Can we build together with living organisms?
Researcher: Ivan Henriques website: //ivanhenriques.com/
Text: Theun Karelse
Machine Wilderness at ARTIS Amsterdam Royal zoo is an artist-in-residency programme, but with Ivan Henriques this means not just having the artist in the studio, but all kinds of other beings too. The ZOOdio workspace now has a whole range of guests, including slimemoulds, mycelia (fungi), plants and various other kinds of beings.
Over the past ten years or so Ivan has developed projects in which he closely collaborates with organisms, many of them microscopic. And during this residency Ivan is interested in bringing together different kinds of beings that form networks, like mycelia and slimemoulds in a series of small worlds, that start out as formal geometric shapes but get inhabited by these communities that slowly reshape and make the geometric forms more organic. His central interest is in the communication within and between those networks.

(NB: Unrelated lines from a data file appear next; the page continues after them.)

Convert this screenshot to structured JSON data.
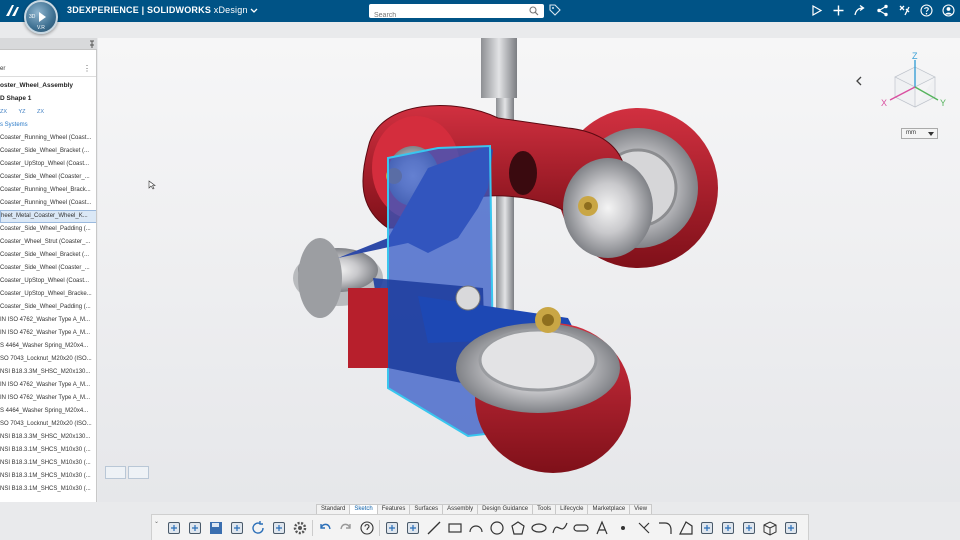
{
  "app": {
    "brand_prefix": "3DEXPERIENCE | SOLIDWORKS",
    "brand_app": "xDesign",
    "compass_left": "3D",
    "compass_bottom": "V.R"
  },
  "search": {
    "placeholder": "Search"
  },
  "left_panel": {
    "filter_label": "er",
    "more_label": "⋮",
    "assembly_title": "oster_Wheel_Assembly",
    "shape_label": "D Shape 1",
    "mini_icons": [
      "ZX",
      "YZ",
      "ZX"
    ],
    "systems_label": "s Systems",
    "items": [
      "Coaster_Running_Wheel (Coast...",
      "Coaster_Side_Wheel_Bracket (...",
      "Coaster_UpStop_Wheel (Coast...",
      "Coaster_Side_Wheel (Coaster_...",
      "Coaster_Running_Wheel_Brack...",
      "Coaster_Running_Wheel (Coast...",
      "heet_Metal_Coaster_Wheel_K...",
      "Coaster_Side_Wheel_Padding (...",
      "Coaster_Wheel_Strut (Coaster_...",
      "Coaster_Side_Wheel_Bracket (...",
      "Coaster_Side_Wheel (Coaster_...",
      "Coaster_UpStop_Wheel (Coast...",
      "Coaster_UpStop_Wheel_Bracke...",
      "Coaster_Side_Wheel_Padding (...",
      "IN ISO 4762_Washer Type A_M...",
      "IN ISO 4762_Washer Type A_M...",
      "S 4464_Washer Spring_M20x4...",
      "SO 7043_Locknut_M20x20 (ISO...",
      "NSI B18.3.3M_SHSC_M20x130...",
      "IN ISO 4762_Washer Type A_M...",
      "IN ISO 4762_Washer Type A_M...",
      "S 4464_Washer Spring_M20x4...",
      "SO 7043_Locknut_M20x20 (ISO...",
      "NSI B18.3.3M_SHSC_M20x130...",
      "NSI B18.3.1M_SHCS_M10x30 (...",
      "NSI B18.3.1M_SHCS_M10x30 (...",
      "NSI B18.3.1M_SHCS_M10x30 (...",
      "NSI B18.3.1M_SHCS_M10x30 (..."
    ],
    "selected_index": 6
  },
  "viewport": {
    "unit": "mm",
    "triad_labels": {
      "x": "X",
      "y": "Y",
      "z": "Z"
    },
    "colors": {
      "accent": "#005386",
      "wheel_red": "#b31f2c",
      "sheet_blue": "#1f4fb8"
    }
  },
  "action_bar": {
    "tabs": [
      "Standard",
      "Sketch",
      "Features",
      "Surfaces",
      "Assembly",
      "Design Guidance",
      "Tools",
      "Lifecycle",
      "Marketplace",
      "View"
    ],
    "active_tab": "Sketch",
    "tools": [
      "insert-part-icon",
      "new-component-icon",
      "save-icon",
      "save-with-options-icon",
      "refresh-icon",
      "cut-icon",
      "options-gear-icon",
      "undo-icon",
      "redo-icon",
      "help-icon",
      "sheet-icon",
      "sketch-pen-icon",
      "line-icon",
      "rectangle-icon",
      "arc-icon",
      "circle-icon",
      "polygon-icon",
      "ellipse-icon",
      "spline-icon",
      "slot-icon",
      "text-icon",
      "point-icon",
      "trim-icon",
      "fillet-icon",
      "chamfer-icon",
      "mirror-icon",
      "offset-icon",
      "constraint-icon",
      "box-icon",
      "sketch-exit-icon"
    ]
  }
}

Geometric spaces containing different combinations of species.
The machines and robotic structures Ivan has been creating over the past 10 years are ways to explore the lives of plants, microbes, and other kinds of beings. And each project builds on the previous ones, becoming something like a family tree of hybrid-machines. The robots are like vessels that show something we normally might not see; when he built a hybrid plant-robot that drives around an exhibition space, the sense of touch of a plant steering the robot, makes us really appreciate the plants awareness and ability to act. Or the Symbiotic Machine, with its glass stomach that acts as a bio-solar cell, giving a tiny current, because the pigments of the microbes in the ‘stomach’ can photosynthesize. These tiny currents, present in all biological beings and our own bodies, are so amazingly efficient. They are a thousand times more efficient than the systems humans build, our cars, smartphones, refrigerators. Floating in its basin in Zone2Source where it was first shown, the Symbiotic Machine ‘eats’ Duckweed that floats around on the surface. The robot grinds it to a paste which becomes the photosynthetic layer in its stomach, giving it a little energy to find new Duckweed.

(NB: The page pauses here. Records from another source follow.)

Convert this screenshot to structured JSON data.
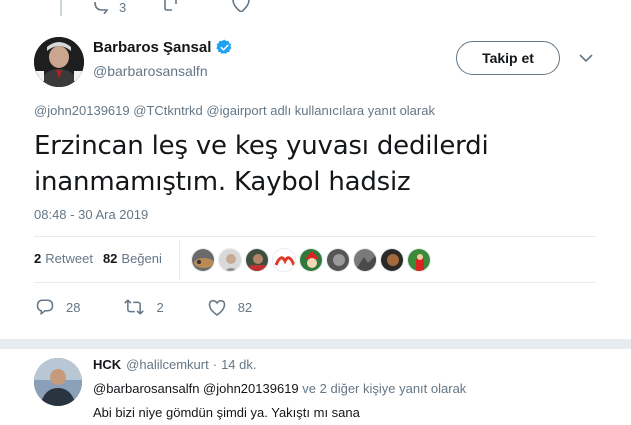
{
  "colors": {
    "text_primary": "#14171a",
    "text_secondary": "#657786",
    "verified_blue": "#1da1f2",
    "divider": "#e6ecf0"
  },
  "prev_tweet": {
    "reply_count": "3"
  },
  "main_tweet": {
    "display_name": "Barbaros Şansal",
    "handle": "@barbarosansalfn",
    "follow_label": "Takip et",
    "reply_context": {
      "mentions": [
        "@john20139619",
        "@TCtkntrkd",
        "@igairport"
      ],
      "suffix": "adlı kullanıcılara yanıt olarak"
    },
    "text_lines": [
      "Erzincan leş ve keş yuvası dedilerdi",
      "inanmamıştım. Kaybol hadsiz"
    ],
    "timestamp": "08:48 - 30 Ara 2019",
    "stats": {
      "retweet_count": "2",
      "retweet_label": "Retweet",
      "like_count": "82",
      "like_label": "Beğeni"
    },
    "likers_icons": [
      "avatar-1",
      "avatar-2",
      "avatar-3",
      "avatar-4",
      "avatar-5",
      "avatar-6",
      "avatar-7",
      "avatar-8",
      "avatar-9"
    ],
    "actions": {
      "reply_count": "28",
      "retweet_count": "2",
      "like_count": "82"
    }
  },
  "reply_tweet": {
    "display_name": "HCK",
    "handle": "@halilcemkurt",
    "dot": "·",
    "time": "14 dk.",
    "context_links": "@barbarosansalfn @john20139619",
    "context_suffix": "ve 2 diğer kişiye yanıt olarak",
    "text": "Abi bizi niye gömdün şimdi ya. Yakıştı mı sana"
  }
}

Ivan loves his time at the zoo. Its inspiring to be among all these different beings and their wide range of behaviors. And where landscape architects like Thijs de Zeeuw design spaces for elephants or ground-squirrels to thrive in, Ivan is making tiny spaces in which he brings organism together. He is making them not for single species but for communities of beings, much like many of the more recent spaces at ARTIS like the monkey-bird-house.

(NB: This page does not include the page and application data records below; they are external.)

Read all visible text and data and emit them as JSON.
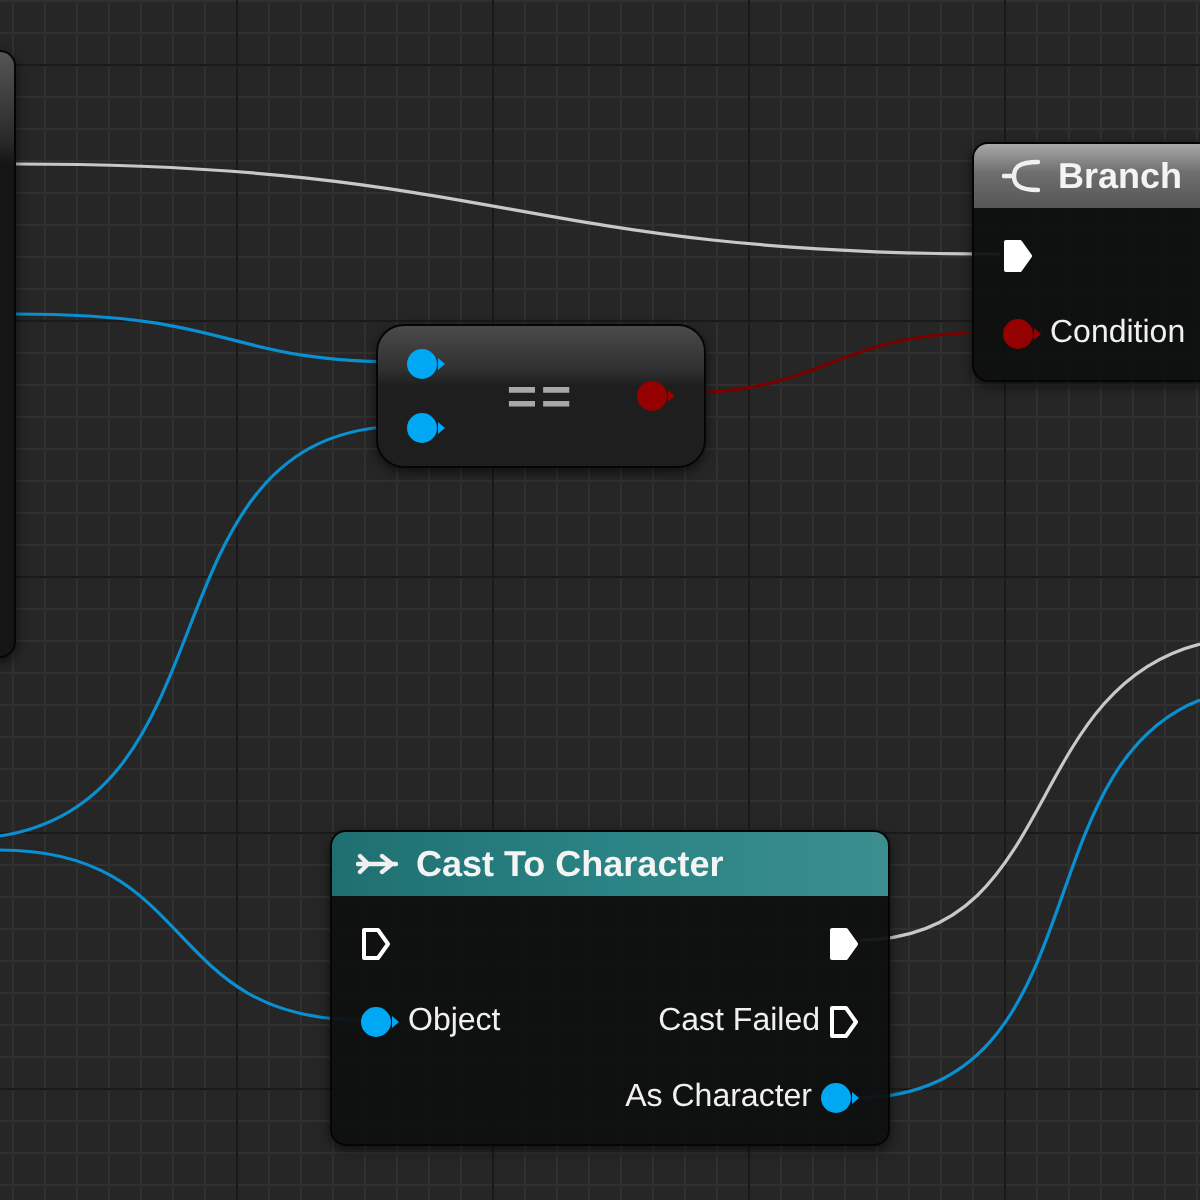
{
  "nodes": [
    {
      "kind": "branch",
      "title": "Branch",
      "rows": [
        {
          "left": {
            "kind": "exec",
            "connected": true
          }
        },
        {
          "left": {
            "kind": "bool",
            "label": "Condition",
            "connected": true
          }
        }
      ]
    },
    {
      "kind": "compact",
      "symbol": "==",
      "inputs": [
        {
          "kind": "object",
          "connected": true
        },
        {
          "kind": "object",
          "connected": true
        }
      ],
      "output": {
        "kind": "bool",
        "connected": true
      }
    },
    {
      "kind": "cast",
      "title": "Cast To Character",
      "rows": [
        {
          "left": {
            "kind": "exec",
            "connected": false
          },
          "right": {
            "kind": "exec",
            "connected": true
          }
        },
        {
          "left": {
            "kind": "object",
            "label": "Object",
            "connected": true
          },
          "right": {
            "kind": "exec",
            "label": "Cast Failed",
            "connected": false
          }
        },
        {
          "right": {
            "kind": "object",
            "label": "As Character",
            "connected": true
          }
        }
      ]
    }
  ]
}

Walking around the zoo we see lots of large animals, but to Ivan the animals are worlds unto themselves. Inside they all have stomachs full of extremely diverse populations of microbes, like tiny rainforests. The 'microbial rainforests' are different in all these animals, the birds, gorillas, tortoises or snakes. Perhaps growing up in Brazil somehow helps him see that more clearly; the deep entanglement of all life.
Preparing structures and food-paths for the organisms to explore.
Key in the communities Ivan is bringing together in the ZOOdio are the mycorrhiza, the networks of infinitely thin connections that from the underground body of fungi. These tiny connections may be very very small, but together they are massive. The biggest organism in ARTIS is not the elephant, Ivan says, but these underground networks. In fact, up to 30% of healthy living soils are made up of these networks and many plants depend on them.
Joining him in the ZOOdio is Jasper Buikx of MICROPIA, which is an amazing place, like a zoo for microbes. Jasper speaks about the care for these living communities of beings and about MICROPIA programmes that play an active role in the ZOO, like making Bokashi from elephant dung to feed the plants. Jasper has an amazing list of microbial symbioses in the park: for example how the sloths are symbiotic with a green algae that lives in it’s fur and in return helps it camouflage with the green color. Ivan organizes a public tour of ARTIS taking us closer to these unseen sybiotic connections within the park.
Studio-visit of Prof Kiers
Prof. dr. Toby Kiers also comes to visit Ivan for a chat about #mycorrhizal #fungi and how to tap into the signals that these fungal-networks exchange. Tiny electrical pulses. These are very important she says, because if we would understand that language of pulses, we could listen and learn from them. We could learn about the health of soils driectly through these networks that reach into all corners. Toby studies trade-processes between fungi and plant roots and during Machine Wilderness Ivan has been making food-paths to visualize their activity.
That is the hidden world Ivan is trying to make visible, so that we can experience something about these vital networks through art. Crucially Ivan researches these beings in context, like artists often do, so not by separating or isolating something, but by engaging with it in full complexity. Which is exactly what Machine Wilderness is about; about investigating and prototyping relationships between, human cultures, technologies and living systems not isolated in a lab, but in the full complexity of the world.
Prof Kiers advocates for soil health through SPUN (Society for the Protection of Underground Network), a science-based initiative founded to map fungal networks and advocate for their protection.
Discussing microbes with Jasper Buikx of MICROPIA